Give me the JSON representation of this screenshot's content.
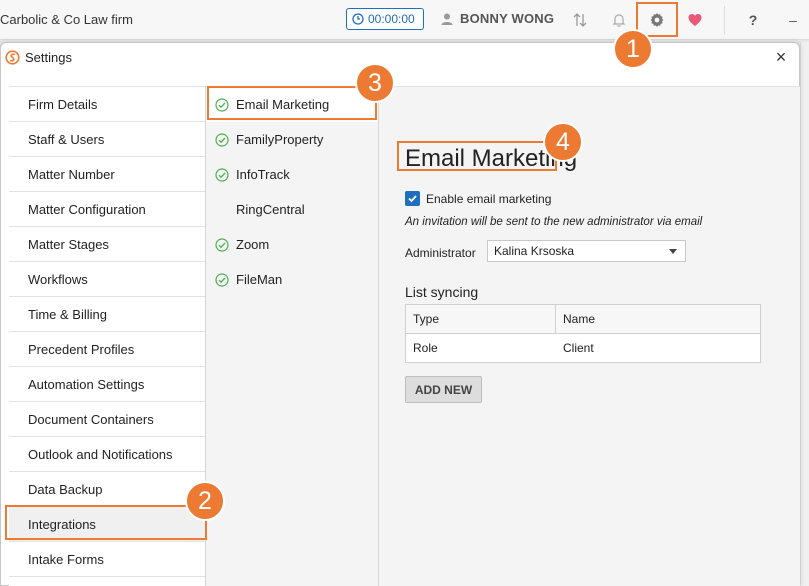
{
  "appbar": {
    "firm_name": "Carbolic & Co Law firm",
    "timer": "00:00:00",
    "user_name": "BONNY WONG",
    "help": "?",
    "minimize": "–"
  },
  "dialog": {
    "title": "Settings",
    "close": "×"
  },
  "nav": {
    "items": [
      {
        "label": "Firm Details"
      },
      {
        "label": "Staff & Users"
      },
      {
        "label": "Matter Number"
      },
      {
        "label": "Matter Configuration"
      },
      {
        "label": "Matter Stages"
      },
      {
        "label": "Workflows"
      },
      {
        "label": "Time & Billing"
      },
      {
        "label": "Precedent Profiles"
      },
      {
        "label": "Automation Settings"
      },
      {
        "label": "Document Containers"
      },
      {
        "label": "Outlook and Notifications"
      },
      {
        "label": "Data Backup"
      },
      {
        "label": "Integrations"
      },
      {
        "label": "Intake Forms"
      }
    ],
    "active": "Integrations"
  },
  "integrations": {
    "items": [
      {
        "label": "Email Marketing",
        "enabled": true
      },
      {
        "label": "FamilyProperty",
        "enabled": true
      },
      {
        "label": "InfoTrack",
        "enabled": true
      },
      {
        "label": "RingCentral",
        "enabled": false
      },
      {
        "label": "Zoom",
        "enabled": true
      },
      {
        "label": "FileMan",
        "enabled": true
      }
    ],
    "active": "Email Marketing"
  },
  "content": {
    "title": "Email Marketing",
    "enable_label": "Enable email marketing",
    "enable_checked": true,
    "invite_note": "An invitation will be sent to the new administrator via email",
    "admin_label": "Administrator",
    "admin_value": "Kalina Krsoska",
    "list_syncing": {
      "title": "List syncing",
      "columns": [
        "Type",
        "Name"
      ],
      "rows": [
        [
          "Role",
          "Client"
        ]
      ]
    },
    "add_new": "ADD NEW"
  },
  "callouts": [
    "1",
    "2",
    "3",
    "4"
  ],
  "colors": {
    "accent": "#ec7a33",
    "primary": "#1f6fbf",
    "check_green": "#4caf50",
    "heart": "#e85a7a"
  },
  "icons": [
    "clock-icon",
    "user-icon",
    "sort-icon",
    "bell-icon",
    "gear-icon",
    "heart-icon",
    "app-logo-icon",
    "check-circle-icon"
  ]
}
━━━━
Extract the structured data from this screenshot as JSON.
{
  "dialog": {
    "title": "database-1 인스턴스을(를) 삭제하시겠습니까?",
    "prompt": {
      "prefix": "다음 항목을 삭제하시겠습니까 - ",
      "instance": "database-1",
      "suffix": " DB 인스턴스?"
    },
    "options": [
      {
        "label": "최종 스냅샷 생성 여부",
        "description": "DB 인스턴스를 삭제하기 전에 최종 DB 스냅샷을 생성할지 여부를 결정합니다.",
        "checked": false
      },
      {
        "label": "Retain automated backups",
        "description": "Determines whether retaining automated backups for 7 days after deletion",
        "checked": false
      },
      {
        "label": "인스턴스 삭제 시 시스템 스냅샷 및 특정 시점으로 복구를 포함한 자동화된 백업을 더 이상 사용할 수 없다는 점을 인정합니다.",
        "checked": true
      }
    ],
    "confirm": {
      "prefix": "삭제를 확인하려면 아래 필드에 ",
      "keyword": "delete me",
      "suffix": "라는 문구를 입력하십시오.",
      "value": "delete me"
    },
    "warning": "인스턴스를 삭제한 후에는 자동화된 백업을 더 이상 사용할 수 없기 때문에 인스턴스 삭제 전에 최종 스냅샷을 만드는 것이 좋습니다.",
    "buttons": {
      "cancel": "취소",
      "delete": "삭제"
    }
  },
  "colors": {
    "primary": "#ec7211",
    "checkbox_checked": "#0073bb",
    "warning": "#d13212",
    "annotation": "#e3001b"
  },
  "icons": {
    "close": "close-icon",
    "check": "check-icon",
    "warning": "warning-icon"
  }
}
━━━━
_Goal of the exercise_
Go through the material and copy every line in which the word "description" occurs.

_Finished task_
        "description": "DB 인스턴스를 삭제하기 전에 최종 DB 스냅샷을 생성할지 여부를 결정합니다.",
        "description": "Determines whether retaining automated backups for 7 days after deletion",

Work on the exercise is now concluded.